A scientist identified an ancient Egyptian board game, known as the Senet board, which would have served to communicate with the dead 3,500 years ago.
The piece is part of the collection of the Egyptian Rosicrucian Museum in San Jose, in the US state of California, and may give a new insight into the evolution of the game in the beginning of the New Kingdom of Egypt, emphasizes the new investigation, the results of which have been recently published in the specialized scientific journal The Journal of Egyptian Archeology.
According to the ancient texts cited in the investigation, cited by the Russia Today, the Senet was believed to offer a link to the afterlife.
According to the records, these panels first appeared about 5,000 years ago and initially served as a form of entertainment. However, 700 years after its invention, ancient Egyptian funeral art began to feature images that showed the person who had died playing Senet against living opponents.
Walter Cris, lead author of the study, believes that the San Jose board may reflect the first moments when the board was redesigned.

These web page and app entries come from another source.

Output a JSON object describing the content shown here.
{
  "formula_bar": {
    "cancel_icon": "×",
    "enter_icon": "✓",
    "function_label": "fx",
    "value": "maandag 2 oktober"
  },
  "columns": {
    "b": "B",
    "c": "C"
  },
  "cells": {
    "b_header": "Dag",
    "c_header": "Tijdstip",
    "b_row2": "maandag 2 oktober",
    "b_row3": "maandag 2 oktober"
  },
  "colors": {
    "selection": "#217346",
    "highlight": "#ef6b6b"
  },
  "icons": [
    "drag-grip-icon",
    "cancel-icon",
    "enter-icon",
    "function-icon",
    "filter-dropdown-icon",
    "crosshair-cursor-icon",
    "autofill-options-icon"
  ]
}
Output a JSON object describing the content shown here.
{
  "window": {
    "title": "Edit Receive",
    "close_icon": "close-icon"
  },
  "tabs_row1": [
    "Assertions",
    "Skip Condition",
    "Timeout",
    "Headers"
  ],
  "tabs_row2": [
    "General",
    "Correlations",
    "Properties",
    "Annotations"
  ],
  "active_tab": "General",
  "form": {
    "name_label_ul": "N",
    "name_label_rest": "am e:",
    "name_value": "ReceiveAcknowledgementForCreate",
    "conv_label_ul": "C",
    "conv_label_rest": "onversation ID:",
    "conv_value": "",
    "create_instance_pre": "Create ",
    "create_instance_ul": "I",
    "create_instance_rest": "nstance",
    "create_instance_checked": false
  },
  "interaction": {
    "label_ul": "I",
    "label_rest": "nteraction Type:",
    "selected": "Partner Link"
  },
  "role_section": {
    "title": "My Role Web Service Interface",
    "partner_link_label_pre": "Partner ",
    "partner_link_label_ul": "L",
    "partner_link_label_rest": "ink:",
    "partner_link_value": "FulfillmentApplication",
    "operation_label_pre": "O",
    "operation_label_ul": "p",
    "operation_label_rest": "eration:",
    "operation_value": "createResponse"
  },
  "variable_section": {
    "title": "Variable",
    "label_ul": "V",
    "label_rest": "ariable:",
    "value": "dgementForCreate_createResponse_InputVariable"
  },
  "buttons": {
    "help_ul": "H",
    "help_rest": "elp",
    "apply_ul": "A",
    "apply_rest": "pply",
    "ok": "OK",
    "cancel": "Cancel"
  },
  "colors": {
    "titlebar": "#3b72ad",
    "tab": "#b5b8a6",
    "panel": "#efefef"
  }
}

Senet means "to pass" and the archaeologist considers that this word could be referring to the religious connotation of the game in which the "ba" (animated force of deceased beings) passes through "duat" (the underworld where the spirit of the deceased should walking) or game mechanics, where the pieces were moved from side to side.
This is one of the oldest board games most studied by scientists, but there are still many unknowns to be resolved. It consists of 30 squares arranged in a pattern of three by ten, and is usually constructed with wood, ivory, crockery or a combination of these three materials.